RECORD EXCERPTS:
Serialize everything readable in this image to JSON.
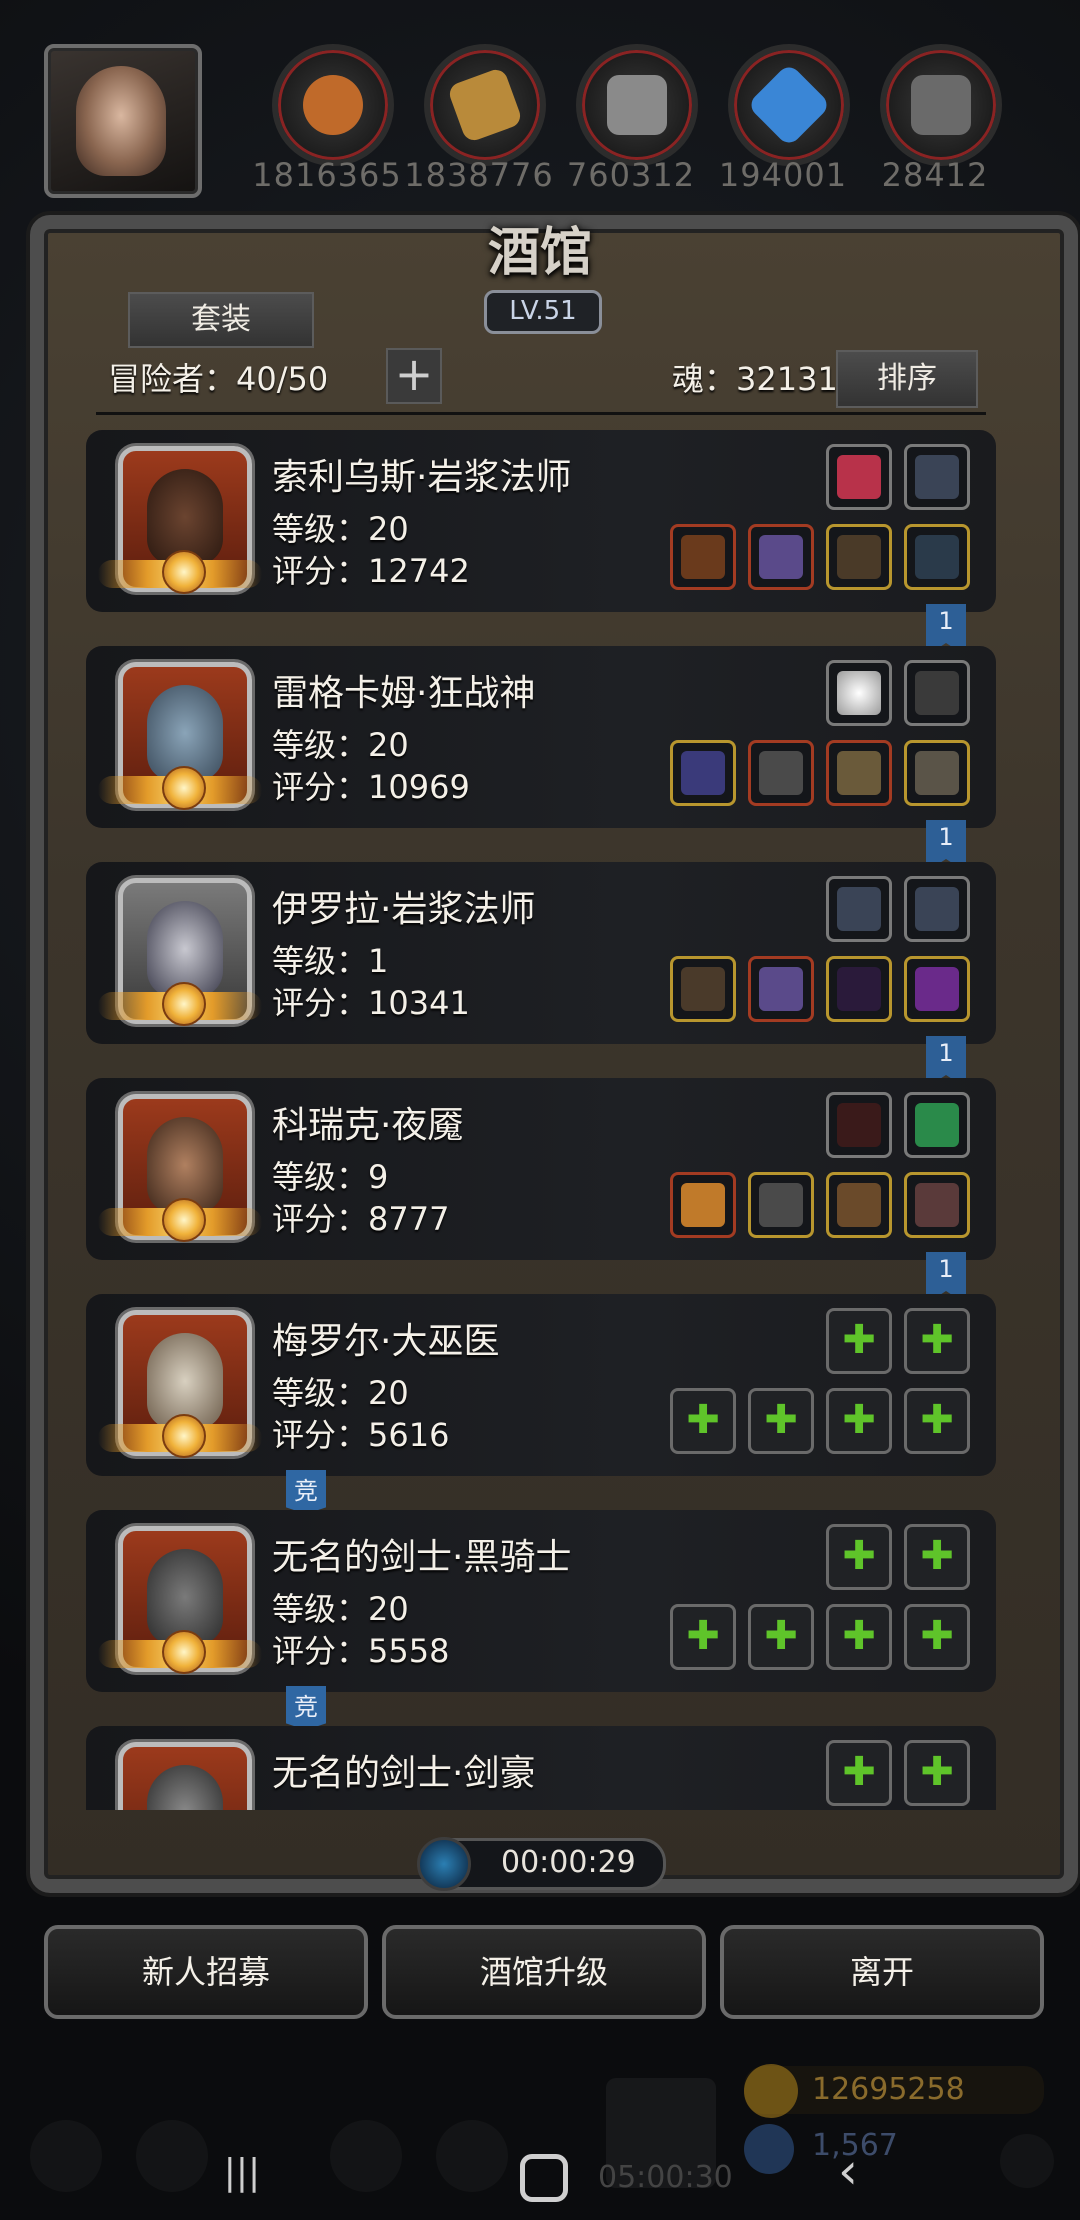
{
  "resources": [
    {
      "icon": "meat-icon",
      "value": "1816365",
      "color": "#c06a2a"
    },
    {
      "icon": "wood-icon",
      "value": "1838776",
      "color": "#b98a3a"
    },
    {
      "icon": "iron-icon",
      "value": "760312",
      "color": "#8a8a8a"
    },
    {
      "icon": "crystal-icon",
      "value": "194001",
      "color": "#3a86d6"
    },
    {
      "icon": "ore-icon",
      "value": "28412",
      "color": "#7a7a7a"
    }
  ],
  "panel": {
    "title": "酒馆",
    "level": "LV.51",
    "set_button": "套装",
    "adventurers_label": "冒险者：",
    "adventurers_count": "40/50",
    "soul_label": "魂：",
    "soul_value": "32131",
    "sort_button": "排序"
  },
  "heroes": [
    {
      "name": "索利乌斯·岩浆法师",
      "level": "等级：20",
      "score": "评分：12742",
      "tag": "1",
      "tag_type": "rank"
    },
    {
      "name": "雷格卡姆·狂战神",
      "level": "等级：20",
      "score": "评分：10969",
      "tag": "1",
      "tag_type": "rank"
    },
    {
      "name": "伊罗拉·岩浆法师",
      "level": "等级：1",
      "score": "评分：10341",
      "tag": "1",
      "tag_type": "rank"
    },
    {
      "name": "科瑞克·夜魇",
      "level": "等级：9",
      "score": "评分：8777",
      "tag": "1",
      "tag_type": "rank"
    },
    {
      "name": "梅罗尔·大巫医",
      "level": "等级：20",
      "score": "评分：5616",
      "tag": "竞",
      "tag_type": "arena"
    },
    {
      "name": "无名的剑士·黑骑士",
      "level": "等级：20",
      "score": "评分：5558",
      "tag": "竞",
      "tag_type": "arena"
    },
    {
      "name": "无名的剑士·剑豪",
      "level": "",
      "score": "",
      "tag": "",
      "tag_type": ""
    }
  ],
  "timer": "00:00:29",
  "buttons": {
    "recruit": "新人招募",
    "upgrade": "酒馆升级",
    "leave": "离开"
  },
  "background": {
    "gold": "12695258",
    "gems": "1,567",
    "clock": "05:00:30"
  }
}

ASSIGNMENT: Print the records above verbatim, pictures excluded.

WORKED SOLUTION:
Serialize everything readable in this image to JSON.
{
  "resources": [
    {
      "icon": "meat-icon",
      "value": "1816365",
      "color": "#c06a2a"
    },
    {
      "icon": "wood-icon",
      "value": "1838776",
      "color": "#b98a3a"
    },
    {
      "icon": "iron-icon",
      "value": "760312",
      "color": "#8a8a8a"
    },
    {
      "icon": "crystal-icon",
      "value": "194001",
      "color": "#3a86d6"
    },
    {
      "icon": "ore-icon",
      "value": "28412",
      "color": "#7a7a7a"
    }
  ],
  "panel": {
    "title": "酒馆",
    "level": "LV.51",
    "set_button": "套装",
    "adventurers_label": "冒险者：",
    "adventurers_count": "40/50",
    "soul_label": "魂：",
    "soul_value": "32131",
    "sort_button": "排序"
  },
  "heroes": [
    {
      "name": "索利乌斯·岩浆法师",
      "level": "等级：20",
      "score": "评分：12742",
      "tag": "1",
      "tag_type": "rank"
    },
    {
      "name": "雷格卡姆·狂战神",
      "level": "等级：20",
      "score": "评分：10969",
      "tag": "1",
      "tag_type": "rank"
    },
    {
      "name": "伊罗拉·岩浆法师",
      "level": "等级：1",
      "score": "评分：10341",
      "tag": "1",
      "tag_type": "rank"
    },
    {
      "name": "科瑞克·夜魇",
      "level": "等级：9",
      "score": "评分：8777",
      "tag": "1",
      "tag_type": "rank"
    },
    {
      "name": "梅罗尔·大巫医",
      "level": "等级：20",
      "score": "评分：5616",
      "tag": "竞",
      "tag_type": "arena"
    },
    {
      "name": "无名的剑士·黑骑士",
      "level": "等级：20",
      "score": "评分：5558",
      "tag": "竞",
      "tag_type": "arena"
    },
    {
      "name": "无名的剑士·剑豪",
      "level": "",
      "score": "",
      "tag": "",
      "tag_type": ""
    }
  ],
  "timer": "00:00:29",
  "buttons": {
    "recruit": "新人招募",
    "upgrade": "酒馆升级",
    "leave": "离开"
  },
  "background": {
    "gold": "12695258",
    "gems": "1,567",
    "clock": "05:00:30"
  }
}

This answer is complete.